As far as Pete Kautz goes, I have never met him but I have followed his work and he is a serious researcher in the field. When I say "researcher" I mean it literally, because we are still moving forward with understanding the material, which comes to us from the 14th-17th centuries in the form of explicitly written instructional manuscripts, often times with accompanying images and drawings. Many researchers in this field come to it from other martial arts, and bring their perspective and insight with them, which is tremendously helpful in understanding the material we have to work with. As far as swords and weapons go, there are Classical Fencing Masters who are involved in working on the material. There are many others who have no martial background and no experience, but often think that they can just "figure it out" by looking at pictures and maybe translating the text. Then they run around like bad-asses, thinking they know some ultra-deadly art that nobody else does and pretending to teach it to others. I have even heard somebody tell me that since they have practiced Fiore's Abrazare for a year that they are way more prepared for a "real street fight" than some guy who spent 5 years training in karate (well, it may be true that the karate guy might suck but the Fiore guy will suck just as bad) because Fiore was a "deadly fighting art" without all the watered down BS. You can usually spot these guys pretty easily.

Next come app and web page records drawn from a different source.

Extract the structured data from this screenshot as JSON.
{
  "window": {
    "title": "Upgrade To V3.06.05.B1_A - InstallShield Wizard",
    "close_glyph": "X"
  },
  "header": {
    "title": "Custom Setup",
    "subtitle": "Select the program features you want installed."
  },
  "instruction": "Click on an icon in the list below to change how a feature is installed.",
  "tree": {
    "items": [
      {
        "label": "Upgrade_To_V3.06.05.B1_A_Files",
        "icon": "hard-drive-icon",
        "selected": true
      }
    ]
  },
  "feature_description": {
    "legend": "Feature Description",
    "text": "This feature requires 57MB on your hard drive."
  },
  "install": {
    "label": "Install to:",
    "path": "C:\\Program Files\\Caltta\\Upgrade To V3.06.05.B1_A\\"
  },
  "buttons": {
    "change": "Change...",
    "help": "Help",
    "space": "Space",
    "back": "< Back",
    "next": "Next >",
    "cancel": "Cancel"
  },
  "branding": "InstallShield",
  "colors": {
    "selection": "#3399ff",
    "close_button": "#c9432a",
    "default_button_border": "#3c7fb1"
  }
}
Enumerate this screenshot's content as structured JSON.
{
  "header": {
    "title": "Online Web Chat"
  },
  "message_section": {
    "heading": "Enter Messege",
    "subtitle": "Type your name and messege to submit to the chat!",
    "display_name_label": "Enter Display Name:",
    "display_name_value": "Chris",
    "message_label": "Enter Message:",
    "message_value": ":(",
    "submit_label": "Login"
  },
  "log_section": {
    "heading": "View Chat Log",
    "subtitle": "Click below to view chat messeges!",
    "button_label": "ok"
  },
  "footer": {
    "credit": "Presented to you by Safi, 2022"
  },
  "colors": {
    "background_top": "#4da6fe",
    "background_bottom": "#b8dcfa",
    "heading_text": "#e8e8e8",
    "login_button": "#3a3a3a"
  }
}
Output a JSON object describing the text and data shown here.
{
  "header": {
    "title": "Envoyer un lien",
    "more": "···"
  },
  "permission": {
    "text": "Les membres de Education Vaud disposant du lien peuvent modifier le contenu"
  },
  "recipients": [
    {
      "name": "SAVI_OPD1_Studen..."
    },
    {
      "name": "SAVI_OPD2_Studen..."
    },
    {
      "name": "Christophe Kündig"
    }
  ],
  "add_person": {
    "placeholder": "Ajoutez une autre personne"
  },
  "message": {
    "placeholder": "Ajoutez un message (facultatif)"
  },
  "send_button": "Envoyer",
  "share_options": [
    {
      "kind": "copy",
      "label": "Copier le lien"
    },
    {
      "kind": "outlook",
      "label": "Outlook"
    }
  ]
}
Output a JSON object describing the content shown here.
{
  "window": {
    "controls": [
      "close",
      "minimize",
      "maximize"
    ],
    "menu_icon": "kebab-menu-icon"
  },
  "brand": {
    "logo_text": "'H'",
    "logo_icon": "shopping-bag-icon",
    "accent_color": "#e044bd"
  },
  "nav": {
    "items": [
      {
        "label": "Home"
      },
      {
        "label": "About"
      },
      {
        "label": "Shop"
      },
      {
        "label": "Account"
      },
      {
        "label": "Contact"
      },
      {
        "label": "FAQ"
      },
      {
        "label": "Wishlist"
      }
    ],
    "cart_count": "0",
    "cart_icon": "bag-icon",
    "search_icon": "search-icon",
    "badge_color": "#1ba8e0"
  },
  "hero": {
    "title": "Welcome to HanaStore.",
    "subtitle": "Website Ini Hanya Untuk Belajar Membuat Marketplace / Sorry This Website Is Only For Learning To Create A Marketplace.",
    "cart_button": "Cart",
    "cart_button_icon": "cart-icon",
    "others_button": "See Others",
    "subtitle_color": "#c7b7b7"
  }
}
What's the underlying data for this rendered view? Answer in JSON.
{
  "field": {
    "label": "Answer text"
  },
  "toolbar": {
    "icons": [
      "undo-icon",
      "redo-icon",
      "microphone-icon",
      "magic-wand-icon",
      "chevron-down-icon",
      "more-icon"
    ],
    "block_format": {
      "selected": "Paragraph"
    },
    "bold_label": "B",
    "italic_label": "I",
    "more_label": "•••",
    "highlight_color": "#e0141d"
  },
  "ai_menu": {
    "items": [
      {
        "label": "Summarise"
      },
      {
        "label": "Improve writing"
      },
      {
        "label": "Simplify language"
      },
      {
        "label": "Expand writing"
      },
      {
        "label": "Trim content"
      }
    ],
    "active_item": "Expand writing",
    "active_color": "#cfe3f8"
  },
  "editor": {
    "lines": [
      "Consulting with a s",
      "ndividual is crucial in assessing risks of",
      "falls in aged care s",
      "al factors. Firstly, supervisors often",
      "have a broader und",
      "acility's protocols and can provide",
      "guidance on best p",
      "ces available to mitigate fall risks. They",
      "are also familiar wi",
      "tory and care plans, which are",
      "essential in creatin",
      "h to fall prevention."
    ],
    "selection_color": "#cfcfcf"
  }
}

Nobody in the field of WMA, is really qualified to teach a dead art as a direct follower of that art, but somebody has to teach (and I would say that many people jumped into teaching students way too soon) and so the top respected researchers have their own schools and work on improving their skills and their interpretations all the time. You won't see anyone jumping into MMA billing themselves as "German Kampfringen" stylists anytime soon, if at all. I would hope someday that some athlete with enough skill can claim that he uses some German Medieval or Italian Abrazare (grappling) techniques in a major competition. That would be great, but honestly, if somebody gave you a BJJ manual with everything the Master wanted to teach you and you needed to know, how long would it take you to become good at it without his instruction? 20 years of dedicated work, trying to figure out all those little things that an instructor can show you but that can't really be imparted with text and images?
So there is a synopsis of WMA and it's state of affairs today. There are a lot of geeks in it, a lot of good martial artists, and a lot of in-between people. However it's really in an infancy period and anyone who pretends to be a badass because they practice it needs to be taken with a grain of salt.
Thanks nzeman, makes sense.